The homecoming party at Jomo Kenyatta International Airport in Nairobi appeared to surprise the five runners, who ran to hug their relatives, friends and staff from UNHCR, the UN Refugee Agency.
"It feels wonderful to see my family again, and to be able to celebrate with them about what we have just done," said Yiech Pur Biel, 21, who competed in the 800 metres.
"The whole experience was wonderful. Personally, the highlight was meeting champions – and competing with champions. But we have also shown the world refugees doing something very good, so that people know refugees for who we are,” he said.

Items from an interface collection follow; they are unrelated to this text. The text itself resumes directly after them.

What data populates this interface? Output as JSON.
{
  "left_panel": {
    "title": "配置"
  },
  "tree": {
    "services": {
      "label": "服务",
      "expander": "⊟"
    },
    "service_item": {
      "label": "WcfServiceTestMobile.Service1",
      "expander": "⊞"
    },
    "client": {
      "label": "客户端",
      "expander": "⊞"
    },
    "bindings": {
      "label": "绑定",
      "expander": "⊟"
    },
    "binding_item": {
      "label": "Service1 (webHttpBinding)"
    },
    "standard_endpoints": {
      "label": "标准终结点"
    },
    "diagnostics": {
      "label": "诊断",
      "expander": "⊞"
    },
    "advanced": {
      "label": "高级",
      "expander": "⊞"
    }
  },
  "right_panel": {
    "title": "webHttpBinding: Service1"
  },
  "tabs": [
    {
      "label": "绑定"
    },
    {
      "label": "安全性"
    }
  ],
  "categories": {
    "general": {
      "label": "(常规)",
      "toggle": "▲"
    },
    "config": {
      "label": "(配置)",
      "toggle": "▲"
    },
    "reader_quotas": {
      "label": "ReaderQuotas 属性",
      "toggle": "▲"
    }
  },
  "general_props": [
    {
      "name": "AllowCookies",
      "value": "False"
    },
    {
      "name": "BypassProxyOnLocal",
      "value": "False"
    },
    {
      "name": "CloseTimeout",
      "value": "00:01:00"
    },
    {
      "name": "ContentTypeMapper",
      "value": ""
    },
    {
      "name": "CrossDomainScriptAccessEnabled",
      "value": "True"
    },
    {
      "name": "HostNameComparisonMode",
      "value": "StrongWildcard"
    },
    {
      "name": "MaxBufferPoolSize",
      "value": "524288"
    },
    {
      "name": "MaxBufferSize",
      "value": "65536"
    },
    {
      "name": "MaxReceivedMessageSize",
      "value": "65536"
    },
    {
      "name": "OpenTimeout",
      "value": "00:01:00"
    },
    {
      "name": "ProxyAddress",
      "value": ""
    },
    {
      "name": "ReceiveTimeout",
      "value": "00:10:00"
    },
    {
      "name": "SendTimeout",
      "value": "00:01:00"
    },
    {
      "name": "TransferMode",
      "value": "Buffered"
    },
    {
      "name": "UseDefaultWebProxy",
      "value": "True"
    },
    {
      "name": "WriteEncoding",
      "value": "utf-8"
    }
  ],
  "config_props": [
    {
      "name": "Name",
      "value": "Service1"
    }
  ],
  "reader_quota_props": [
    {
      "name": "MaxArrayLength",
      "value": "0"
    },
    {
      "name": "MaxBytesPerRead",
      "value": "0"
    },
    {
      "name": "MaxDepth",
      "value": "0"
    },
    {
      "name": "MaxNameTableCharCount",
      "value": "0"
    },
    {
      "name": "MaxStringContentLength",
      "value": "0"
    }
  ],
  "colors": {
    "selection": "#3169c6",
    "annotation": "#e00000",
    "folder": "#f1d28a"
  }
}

"Really, when you meet people from around the world, you see everyone is the same, even if we are in different situations."
Anjelina Nadai Lohalith, 21, who ran in the 1,500 metres, admitted to some nerves as she walked out in the Rio stadium for her opening event.
"When I lined up the first time for the start of the race, I was a bit frightened," she said with a smile. "But everyone was so friendly, they were so encouraging. Meeting people from around the world was the best thing about Rio for me."
"Meeting people from around the world was the best thing about Rio for me."
Lohalith fled South Sudan more than 15 years ago, and has not seen her family since. She says now that she's back in Kenya, the Rio experience has made her realize that she can achieve any objective she puts her mind to.
"Now I am focused only on finding a way to see my family again," she said.
The five athletes, who were among 10 young men and women from four countries who competed together as the Refugee Olympic Team, will return to their training camp in a town north of Nairobi, where they are looked after by Tegla Loroupe, the Kenyan former Olympian. All said they wanted to continue training and competing.
"Training hard and working hard can take you far," said Rose Nathike Lokonyen, 23, who ran the 800 metres in Rio. Beside her, Lohalith smiled, and added: "This was only the beginning."